For each line in the records that contains "Overdue", make a copy.

Items from a dataset:
____________
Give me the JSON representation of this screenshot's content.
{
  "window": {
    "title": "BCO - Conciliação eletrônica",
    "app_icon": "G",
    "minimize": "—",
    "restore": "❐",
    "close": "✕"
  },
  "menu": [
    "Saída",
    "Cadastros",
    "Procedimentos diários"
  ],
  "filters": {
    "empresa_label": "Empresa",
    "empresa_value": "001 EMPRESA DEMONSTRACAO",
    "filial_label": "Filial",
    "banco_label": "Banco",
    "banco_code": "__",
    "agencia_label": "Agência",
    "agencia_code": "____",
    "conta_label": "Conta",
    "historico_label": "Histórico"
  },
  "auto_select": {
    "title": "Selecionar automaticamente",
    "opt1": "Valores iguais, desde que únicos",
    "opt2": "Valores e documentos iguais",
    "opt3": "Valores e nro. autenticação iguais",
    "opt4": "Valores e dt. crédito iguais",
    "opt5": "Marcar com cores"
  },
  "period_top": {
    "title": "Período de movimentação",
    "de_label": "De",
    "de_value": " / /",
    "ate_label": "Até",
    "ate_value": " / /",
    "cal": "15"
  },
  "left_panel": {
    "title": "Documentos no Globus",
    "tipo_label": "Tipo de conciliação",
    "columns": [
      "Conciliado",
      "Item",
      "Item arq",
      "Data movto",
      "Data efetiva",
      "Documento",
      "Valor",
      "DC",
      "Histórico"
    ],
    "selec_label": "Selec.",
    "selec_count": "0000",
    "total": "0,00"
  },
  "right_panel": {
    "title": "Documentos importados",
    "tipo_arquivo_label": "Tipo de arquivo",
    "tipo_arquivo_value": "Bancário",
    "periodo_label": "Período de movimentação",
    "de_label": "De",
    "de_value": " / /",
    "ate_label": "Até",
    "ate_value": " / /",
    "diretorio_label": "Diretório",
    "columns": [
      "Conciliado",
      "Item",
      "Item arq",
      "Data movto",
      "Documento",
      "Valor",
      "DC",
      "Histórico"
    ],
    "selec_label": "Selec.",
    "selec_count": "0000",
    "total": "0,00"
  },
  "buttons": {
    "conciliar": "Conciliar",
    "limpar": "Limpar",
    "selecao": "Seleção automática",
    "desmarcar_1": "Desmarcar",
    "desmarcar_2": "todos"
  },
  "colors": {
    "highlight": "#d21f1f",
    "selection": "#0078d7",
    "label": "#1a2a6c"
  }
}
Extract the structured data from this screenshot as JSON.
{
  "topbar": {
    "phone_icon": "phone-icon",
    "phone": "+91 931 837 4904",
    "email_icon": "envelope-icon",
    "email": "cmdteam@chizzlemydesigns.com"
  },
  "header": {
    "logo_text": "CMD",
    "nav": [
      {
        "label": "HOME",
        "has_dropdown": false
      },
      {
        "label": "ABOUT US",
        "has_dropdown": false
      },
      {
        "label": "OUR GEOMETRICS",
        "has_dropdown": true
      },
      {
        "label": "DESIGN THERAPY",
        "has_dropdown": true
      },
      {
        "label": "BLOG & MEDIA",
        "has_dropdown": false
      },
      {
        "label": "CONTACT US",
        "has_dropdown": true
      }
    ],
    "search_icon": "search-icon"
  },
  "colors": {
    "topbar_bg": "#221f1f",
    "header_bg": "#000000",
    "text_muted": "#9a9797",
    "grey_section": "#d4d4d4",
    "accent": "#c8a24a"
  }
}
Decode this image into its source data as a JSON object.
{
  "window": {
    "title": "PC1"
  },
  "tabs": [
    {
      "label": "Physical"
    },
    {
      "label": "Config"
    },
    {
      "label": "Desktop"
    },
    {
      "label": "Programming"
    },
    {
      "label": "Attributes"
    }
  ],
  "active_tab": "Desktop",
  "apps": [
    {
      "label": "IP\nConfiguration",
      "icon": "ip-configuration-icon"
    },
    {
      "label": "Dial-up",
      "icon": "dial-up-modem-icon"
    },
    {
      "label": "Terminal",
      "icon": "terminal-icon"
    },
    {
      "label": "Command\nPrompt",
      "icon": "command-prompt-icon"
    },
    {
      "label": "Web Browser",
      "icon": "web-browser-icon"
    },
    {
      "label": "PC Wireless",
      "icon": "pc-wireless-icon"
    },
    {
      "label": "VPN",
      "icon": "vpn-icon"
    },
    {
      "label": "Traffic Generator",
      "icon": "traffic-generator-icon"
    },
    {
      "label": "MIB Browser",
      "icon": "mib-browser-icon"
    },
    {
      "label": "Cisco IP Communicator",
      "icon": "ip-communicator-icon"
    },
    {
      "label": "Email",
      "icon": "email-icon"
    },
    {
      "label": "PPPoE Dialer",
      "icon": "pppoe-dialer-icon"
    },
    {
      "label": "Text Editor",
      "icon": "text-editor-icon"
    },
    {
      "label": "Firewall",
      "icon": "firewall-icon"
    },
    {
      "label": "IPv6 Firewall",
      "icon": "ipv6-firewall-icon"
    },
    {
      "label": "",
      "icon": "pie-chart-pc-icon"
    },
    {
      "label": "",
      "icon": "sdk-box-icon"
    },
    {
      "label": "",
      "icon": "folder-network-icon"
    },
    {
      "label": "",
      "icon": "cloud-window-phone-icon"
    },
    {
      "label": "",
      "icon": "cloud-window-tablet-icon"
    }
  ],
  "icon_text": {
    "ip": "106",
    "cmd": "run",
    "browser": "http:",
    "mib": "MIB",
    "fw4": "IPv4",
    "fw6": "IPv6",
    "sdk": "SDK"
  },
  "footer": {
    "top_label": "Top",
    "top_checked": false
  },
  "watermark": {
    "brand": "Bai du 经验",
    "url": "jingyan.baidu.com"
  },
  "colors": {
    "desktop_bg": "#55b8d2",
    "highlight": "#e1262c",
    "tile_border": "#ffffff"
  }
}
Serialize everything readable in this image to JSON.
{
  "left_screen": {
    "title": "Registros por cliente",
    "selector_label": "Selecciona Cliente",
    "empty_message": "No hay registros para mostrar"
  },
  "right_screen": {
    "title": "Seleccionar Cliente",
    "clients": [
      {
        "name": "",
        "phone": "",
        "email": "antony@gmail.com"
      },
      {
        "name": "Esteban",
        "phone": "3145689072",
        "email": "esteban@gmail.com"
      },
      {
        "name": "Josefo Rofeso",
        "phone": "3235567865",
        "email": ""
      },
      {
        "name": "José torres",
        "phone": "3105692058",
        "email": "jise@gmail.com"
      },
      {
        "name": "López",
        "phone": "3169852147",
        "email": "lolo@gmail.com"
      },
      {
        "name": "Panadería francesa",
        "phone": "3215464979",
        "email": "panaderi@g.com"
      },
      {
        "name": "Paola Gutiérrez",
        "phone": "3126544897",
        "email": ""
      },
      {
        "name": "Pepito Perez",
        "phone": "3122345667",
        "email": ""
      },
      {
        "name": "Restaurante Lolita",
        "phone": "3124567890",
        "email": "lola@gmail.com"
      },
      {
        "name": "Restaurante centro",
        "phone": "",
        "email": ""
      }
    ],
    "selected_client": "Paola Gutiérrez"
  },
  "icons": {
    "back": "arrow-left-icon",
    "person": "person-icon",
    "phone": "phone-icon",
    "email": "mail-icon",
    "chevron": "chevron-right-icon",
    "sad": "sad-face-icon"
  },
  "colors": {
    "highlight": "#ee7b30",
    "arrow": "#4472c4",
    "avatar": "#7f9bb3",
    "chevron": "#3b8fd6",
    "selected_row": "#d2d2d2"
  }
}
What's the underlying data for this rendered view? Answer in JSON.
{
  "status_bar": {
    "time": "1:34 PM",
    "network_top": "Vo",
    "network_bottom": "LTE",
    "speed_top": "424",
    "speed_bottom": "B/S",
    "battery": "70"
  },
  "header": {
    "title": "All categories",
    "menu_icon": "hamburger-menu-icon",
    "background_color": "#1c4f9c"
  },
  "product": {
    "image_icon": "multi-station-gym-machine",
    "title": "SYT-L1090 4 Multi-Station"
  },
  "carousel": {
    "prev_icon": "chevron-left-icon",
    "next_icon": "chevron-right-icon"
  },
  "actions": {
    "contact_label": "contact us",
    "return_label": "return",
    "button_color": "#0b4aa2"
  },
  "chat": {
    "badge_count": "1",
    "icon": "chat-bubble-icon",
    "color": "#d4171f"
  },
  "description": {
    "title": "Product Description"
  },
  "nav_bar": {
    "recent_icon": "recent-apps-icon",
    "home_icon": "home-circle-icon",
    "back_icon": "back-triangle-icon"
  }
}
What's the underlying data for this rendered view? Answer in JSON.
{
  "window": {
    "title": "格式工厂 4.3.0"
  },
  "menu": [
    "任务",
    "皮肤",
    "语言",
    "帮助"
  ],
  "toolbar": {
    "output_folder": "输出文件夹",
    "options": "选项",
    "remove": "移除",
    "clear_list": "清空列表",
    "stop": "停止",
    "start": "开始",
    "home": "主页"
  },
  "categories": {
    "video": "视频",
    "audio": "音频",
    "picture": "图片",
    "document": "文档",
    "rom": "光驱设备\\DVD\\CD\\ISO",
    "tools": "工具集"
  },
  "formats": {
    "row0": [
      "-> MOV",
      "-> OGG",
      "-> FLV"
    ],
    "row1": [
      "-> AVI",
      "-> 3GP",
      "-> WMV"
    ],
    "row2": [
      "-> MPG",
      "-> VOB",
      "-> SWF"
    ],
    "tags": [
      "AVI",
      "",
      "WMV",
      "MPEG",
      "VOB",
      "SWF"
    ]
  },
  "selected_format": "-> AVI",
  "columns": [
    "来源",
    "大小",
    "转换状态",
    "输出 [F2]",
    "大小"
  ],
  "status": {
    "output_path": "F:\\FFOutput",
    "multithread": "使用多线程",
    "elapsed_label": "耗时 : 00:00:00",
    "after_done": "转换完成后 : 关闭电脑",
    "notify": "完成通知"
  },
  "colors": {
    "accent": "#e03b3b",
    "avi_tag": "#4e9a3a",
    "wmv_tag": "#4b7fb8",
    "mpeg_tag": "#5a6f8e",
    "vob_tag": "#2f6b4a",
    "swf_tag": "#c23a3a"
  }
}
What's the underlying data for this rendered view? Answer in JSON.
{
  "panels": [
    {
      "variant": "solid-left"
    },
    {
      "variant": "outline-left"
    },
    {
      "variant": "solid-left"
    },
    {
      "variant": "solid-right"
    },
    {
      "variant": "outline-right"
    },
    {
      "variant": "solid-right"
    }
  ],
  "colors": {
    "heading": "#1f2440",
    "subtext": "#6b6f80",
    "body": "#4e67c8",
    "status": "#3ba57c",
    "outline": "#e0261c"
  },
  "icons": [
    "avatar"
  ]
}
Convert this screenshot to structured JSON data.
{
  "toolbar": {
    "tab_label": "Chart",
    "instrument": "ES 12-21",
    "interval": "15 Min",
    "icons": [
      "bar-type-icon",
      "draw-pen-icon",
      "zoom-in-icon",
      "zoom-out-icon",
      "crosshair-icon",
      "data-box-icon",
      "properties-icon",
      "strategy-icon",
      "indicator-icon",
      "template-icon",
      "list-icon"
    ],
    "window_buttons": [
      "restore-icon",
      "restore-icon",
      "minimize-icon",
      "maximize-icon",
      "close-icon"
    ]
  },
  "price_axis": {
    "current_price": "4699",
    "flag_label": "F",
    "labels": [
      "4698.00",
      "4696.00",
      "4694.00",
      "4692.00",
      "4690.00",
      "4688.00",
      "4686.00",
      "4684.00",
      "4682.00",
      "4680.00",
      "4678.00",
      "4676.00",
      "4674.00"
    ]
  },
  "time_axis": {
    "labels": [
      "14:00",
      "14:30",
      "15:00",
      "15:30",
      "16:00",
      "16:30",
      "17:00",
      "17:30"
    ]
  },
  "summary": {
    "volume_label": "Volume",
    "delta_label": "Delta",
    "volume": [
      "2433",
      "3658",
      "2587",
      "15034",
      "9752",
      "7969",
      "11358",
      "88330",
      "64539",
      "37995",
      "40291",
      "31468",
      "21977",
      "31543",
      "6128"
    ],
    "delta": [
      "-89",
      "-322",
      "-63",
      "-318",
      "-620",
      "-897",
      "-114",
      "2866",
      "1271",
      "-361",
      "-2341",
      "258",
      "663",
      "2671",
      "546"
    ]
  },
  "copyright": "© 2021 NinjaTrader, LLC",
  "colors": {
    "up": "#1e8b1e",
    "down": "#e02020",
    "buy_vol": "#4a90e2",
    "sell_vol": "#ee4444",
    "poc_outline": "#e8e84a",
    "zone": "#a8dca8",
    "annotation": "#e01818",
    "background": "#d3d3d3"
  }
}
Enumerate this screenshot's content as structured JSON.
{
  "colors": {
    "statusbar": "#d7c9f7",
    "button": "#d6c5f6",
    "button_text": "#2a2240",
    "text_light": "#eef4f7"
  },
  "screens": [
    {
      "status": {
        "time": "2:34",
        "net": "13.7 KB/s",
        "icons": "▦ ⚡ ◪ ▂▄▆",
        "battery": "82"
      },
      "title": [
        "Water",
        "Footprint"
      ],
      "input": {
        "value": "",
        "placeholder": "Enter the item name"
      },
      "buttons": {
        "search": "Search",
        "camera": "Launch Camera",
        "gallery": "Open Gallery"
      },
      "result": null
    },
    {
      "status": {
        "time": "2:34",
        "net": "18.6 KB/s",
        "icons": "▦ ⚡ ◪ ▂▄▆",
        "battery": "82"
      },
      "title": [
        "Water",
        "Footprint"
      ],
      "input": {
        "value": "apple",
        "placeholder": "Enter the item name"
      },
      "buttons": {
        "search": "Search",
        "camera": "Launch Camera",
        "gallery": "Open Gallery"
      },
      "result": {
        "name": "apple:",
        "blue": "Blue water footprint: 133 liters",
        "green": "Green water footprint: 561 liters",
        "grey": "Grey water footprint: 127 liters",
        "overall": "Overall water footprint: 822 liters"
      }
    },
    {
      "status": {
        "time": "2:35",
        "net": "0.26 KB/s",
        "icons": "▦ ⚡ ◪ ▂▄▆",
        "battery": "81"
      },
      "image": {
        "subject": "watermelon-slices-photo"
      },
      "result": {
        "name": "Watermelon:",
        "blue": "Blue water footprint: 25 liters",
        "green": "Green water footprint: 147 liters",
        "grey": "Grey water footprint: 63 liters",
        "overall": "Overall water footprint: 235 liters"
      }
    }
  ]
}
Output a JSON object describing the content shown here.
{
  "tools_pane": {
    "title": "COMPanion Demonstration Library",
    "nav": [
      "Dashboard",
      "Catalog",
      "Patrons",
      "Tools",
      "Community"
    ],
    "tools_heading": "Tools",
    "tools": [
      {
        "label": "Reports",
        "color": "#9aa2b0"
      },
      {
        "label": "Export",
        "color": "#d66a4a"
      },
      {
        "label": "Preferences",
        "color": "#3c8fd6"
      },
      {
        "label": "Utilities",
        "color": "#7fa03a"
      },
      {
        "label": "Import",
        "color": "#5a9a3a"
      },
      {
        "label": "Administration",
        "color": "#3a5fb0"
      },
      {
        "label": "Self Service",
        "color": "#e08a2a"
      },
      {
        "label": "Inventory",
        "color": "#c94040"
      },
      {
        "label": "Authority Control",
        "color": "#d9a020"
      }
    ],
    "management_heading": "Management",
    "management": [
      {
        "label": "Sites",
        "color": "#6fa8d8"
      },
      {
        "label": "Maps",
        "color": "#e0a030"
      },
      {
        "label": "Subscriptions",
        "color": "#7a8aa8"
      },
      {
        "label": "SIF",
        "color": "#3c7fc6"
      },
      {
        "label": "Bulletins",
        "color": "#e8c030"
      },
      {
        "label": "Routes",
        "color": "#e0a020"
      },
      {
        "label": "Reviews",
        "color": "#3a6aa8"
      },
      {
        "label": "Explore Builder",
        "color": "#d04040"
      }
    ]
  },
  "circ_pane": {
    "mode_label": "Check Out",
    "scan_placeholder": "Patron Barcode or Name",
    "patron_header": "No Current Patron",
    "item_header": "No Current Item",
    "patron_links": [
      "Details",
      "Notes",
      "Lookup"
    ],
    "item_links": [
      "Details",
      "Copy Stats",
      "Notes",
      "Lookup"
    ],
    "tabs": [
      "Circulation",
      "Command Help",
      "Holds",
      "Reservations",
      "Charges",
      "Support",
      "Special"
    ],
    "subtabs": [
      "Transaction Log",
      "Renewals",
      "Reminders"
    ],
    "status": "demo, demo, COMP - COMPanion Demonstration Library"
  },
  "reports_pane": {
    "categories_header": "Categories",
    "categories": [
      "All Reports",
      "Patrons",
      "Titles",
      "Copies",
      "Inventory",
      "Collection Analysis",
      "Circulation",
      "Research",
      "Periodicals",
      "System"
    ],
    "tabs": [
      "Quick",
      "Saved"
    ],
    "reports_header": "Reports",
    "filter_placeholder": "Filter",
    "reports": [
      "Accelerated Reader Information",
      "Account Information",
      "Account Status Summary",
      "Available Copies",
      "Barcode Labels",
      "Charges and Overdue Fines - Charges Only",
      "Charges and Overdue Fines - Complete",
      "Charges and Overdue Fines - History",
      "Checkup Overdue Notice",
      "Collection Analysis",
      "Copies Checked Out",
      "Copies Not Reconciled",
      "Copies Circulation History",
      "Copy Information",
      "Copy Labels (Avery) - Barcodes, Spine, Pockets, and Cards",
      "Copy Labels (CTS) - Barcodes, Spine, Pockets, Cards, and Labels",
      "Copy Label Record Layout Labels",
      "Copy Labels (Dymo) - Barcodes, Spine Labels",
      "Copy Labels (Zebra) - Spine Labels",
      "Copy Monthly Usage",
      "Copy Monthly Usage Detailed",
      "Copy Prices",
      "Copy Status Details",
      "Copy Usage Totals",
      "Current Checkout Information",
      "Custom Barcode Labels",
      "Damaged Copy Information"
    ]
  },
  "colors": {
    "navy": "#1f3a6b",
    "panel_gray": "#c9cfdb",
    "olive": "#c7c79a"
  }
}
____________
- Answer box
      "Charges and Overdue Fines - Charges Only",
      "Charges and Overdue Fines - Complete",
      "Charges and Overdue Fines - History",
      "Checkup Overdue Notice",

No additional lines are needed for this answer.